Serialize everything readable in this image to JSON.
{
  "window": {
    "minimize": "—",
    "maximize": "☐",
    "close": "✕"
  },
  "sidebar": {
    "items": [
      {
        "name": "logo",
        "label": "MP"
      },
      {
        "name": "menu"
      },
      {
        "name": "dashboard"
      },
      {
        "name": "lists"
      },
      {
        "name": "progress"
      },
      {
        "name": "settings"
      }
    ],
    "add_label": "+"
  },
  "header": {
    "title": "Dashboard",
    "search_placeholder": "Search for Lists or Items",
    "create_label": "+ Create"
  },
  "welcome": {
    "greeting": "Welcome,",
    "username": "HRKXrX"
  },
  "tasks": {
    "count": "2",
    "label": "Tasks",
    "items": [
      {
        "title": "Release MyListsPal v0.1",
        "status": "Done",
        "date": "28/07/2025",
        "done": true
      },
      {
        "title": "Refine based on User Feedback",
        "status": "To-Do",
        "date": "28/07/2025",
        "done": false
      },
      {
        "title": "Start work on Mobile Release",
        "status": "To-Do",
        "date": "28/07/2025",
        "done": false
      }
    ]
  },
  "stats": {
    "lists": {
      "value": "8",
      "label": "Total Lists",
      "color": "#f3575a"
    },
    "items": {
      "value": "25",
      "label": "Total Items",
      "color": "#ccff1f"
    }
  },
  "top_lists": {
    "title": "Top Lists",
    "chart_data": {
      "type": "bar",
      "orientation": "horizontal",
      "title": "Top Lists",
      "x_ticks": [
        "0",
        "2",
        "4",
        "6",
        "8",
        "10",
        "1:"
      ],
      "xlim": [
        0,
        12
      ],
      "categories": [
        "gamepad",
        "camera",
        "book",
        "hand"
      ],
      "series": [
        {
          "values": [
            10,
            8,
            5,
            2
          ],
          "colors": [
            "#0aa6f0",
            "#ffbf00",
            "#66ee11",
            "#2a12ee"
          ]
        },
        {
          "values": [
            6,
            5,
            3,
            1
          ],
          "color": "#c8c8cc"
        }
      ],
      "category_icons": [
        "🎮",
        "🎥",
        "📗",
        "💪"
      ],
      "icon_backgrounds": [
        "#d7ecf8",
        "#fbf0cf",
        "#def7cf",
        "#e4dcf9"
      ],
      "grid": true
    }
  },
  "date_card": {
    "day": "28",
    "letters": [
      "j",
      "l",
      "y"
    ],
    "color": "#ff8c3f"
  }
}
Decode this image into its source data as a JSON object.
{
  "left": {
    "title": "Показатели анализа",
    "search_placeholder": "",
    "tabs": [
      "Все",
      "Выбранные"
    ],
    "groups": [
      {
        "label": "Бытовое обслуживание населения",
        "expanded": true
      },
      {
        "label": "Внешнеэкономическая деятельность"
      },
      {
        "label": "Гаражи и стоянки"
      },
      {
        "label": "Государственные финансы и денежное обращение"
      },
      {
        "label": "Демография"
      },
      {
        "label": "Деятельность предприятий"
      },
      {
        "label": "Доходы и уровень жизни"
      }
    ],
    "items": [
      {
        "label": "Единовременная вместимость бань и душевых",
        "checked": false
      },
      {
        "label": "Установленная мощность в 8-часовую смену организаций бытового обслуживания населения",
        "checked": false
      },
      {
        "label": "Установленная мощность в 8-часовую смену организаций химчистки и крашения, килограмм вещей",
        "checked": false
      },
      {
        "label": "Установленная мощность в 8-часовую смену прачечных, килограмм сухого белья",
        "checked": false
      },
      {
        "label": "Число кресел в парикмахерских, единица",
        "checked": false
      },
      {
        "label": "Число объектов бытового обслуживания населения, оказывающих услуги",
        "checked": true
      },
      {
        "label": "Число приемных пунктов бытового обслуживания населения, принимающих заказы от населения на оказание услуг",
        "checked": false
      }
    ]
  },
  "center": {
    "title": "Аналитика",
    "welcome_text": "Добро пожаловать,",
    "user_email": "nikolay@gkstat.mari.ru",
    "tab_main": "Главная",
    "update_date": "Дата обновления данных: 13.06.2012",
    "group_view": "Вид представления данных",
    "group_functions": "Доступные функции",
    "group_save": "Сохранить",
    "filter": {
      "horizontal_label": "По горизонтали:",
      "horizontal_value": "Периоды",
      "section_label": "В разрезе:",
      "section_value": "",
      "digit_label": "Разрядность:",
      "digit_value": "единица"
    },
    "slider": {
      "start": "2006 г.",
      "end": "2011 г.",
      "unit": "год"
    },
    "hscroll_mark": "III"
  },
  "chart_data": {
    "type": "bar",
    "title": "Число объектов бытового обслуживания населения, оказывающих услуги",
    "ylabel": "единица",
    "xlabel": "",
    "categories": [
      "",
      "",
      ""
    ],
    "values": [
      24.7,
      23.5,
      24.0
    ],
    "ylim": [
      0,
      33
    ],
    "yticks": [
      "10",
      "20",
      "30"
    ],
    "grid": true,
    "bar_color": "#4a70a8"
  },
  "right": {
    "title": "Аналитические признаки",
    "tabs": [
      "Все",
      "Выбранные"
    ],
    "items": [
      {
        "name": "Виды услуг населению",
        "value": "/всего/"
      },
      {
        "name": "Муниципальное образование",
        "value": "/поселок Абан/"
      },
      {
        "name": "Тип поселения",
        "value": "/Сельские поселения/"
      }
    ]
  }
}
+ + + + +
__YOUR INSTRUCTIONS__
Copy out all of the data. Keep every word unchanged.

__WORKED SOLUTION__
Serialize everything readable in this image to JSON.
{
  "window": {
    "minimize": "—",
    "maximize": "☐",
    "close": "✕"
  },
  "sidebar": {
    "items": [
      {
        "name": "logo",
        "label": "MP"
      },
      {
        "name": "menu"
      },
      {
        "name": "dashboard"
      },
      {
        "name": "lists"
      },
      {
        "name": "progress"
      },
      {
        "name": "settings"
      }
    ],
    "add_label": "+"
  },
  "header": {
    "title": "Dashboard",
    "search_placeholder": "Search for Lists or Items",
    "create_label": "+ Create"
  },
  "welcome": {
    "greeting": "Welcome,",
    "username": "HRKXrX"
  },
  "tasks": {
    "count": "2",
    "label": "Tasks",
    "items": [
      {
        "title": "Release MyListsPal v0.1",
        "status": "Done",
        "date": "28/07/2025",
        "done": true
      },
      {
        "title": "Refine based on User Feedback",
        "status": "To-Do",
        "date": "28/07/2025",
        "done": false
      },
      {
        "title": "Start work on Mobile Release",
        "status": "To-Do",
        "date": "28/07/2025",
        "done": false
      }
    ]
  },
  "stats": {
    "lists": {
      "value": "8",
      "label": "Total Lists",
      "color": "#f3575a"
    },
    "items": {
      "value": "25",
      "label": "Total Items",
      "color": "#ccff1f"
    }
  },
  "top_lists": {
    "title": "Top Lists",
    "chart_data": {
      "type": "bar",
      "orientation": "horizontal",
      "title": "Top Lists",
      "x_ticks": [
        "0",
        "2",
        "4",
        "6",
        "8",
        "10",
        "1:"
      ],
      "xlim": [
        0,
        12
      ],
      "categories": [
        "gamepad",
        "camera",
        "book",
        "hand"
      ],
      "series": [
        {
          "values": [
            10,
            8,
            5,
            2
          ],
          "colors": [
            "#0aa6f0",
            "#ffbf00",
            "#66ee11",
            "#2a12ee"
          ]
        },
        {
          "values": [
            6,
            5,
            3,
            1
          ],
          "color": "#c8c8cc"
        }
      ],
      "category_icons": [
        "🎮",
        "🎥",
        "📗",
        "💪"
      ],
      "icon_backgrounds": [
        "#d7ecf8",
        "#fbf0cf",
        "#def7cf",
        "#e4dcf9"
      ],
      "grid": true
    }
  },
  "date_card": {
    "day": "28",
    "letters": [
      "j",
      "l",
      "y"
    ],
    "color": "#ff8c3f"
  }
}
Decode this image into its source data as a JSON object.
{
  "left": {
    "title": "Показатели анализа",
    "search_placeholder": "",
    "tabs": [
      "Все",
      "Выбранные"
    ],
    "groups": [
      {
        "label": "Бытовое обслуживание населения",
        "expanded": true
      },
      {
        "label": "Внешнеэкономическая деятельность"
      },
      {
        "label": "Гаражи и стоянки"
      },
      {
        "label": "Государственные финансы и денежное обращение"
      },
      {
        "label": "Демография"
      },
      {
        "label": "Деятельность предприятий"
      },
      {
        "label": "Доходы и уровень жизни"
      }
    ],
    "items": [
      {
        "label": "Единовременная вместимость бань и душевых",
        "checked": false
      },
      {
        "label": "Установленная мощность в 8-часовую смену организаций бытового обслуживания населения",
        "checked": false
      },
      {
        "label": "Установленная мощность в 8-часовую смену организаций химчистки и крашения, килограмм вещей",
        "checked": false
      },
      {
        "label": "Установленная мощность в 8-часовую смену прачечных, килограмм сухого белья",
        "checked": false
      },
      {
        "label": "Число кресел в парикмахерских, единица",
        "checked": false
      },
      {
        "label": "Число объектов бытового обслуживания населения, оказывающих услуги",
        "checked": true
      },
      {
        "label": "Число приемных пунктов бытового обслуживания населения, принимающих заказы от населения на оказание услуг",
        "checked": false
      }
    ]
  },
  "center": {
    "title": "Аналитика",
    "welcome_text": "Добро пожаловать,",
    "user_email": "nikolay@gkstat.mari.ru",
    "tab_main": "Главная",
    "update_date": "Дата обновления данных: 13.06.2012",
    "group_view": "Вид представления данных",
    "group_functions": "Доступные функции",
    "group_save": "Сохранить",
    "filter": {
      "horizontal_label": "По горизонтали:",
      "horizontal_value": "Периоды",
      "section_label": "В разрезе:",
      "section_value": "",
      "digit_label": "Разрядность:",
      "digit_value": "единица"
    },
    "slider": {
      "start": "2006 г.",
      "end": "2011 г.",
      "unit": "год"
    },
    "hscroll_mark": "III"
  },
  "chart_data": {
    "type": "bar",
    "title": "Число объектов бытового обслуживания населения, оказывающих услуги",
    "ylabel": "единица",
    "xlabel": "",
    "categories": [
      "",
      "",
      ""
    ],
    "values": [
      24.7,
      23.5,
      24.0
    ],
    "ylim": [
      0,
      33
    ],
    "yticks": [
      "10",
      "20",
      "30"
    ],
    "grid": true,
    "bar_color": "#4a70a8"
  },
  "right": {
    "title": "Аналитические признаки",
    "tabs": [
      "Все",
      "Выбранные"
    ],
    "items": [
      {
        "name": "Виды услуг населению",
        "value": "/всего/"
      },
      {
        "name": "Муниципальное образование",
        "value": "/поселок Абан/"
      },
      {
        "name": "Тип поселения",
        "value": "/Сельские поселения/"
      }
    ]
  }
}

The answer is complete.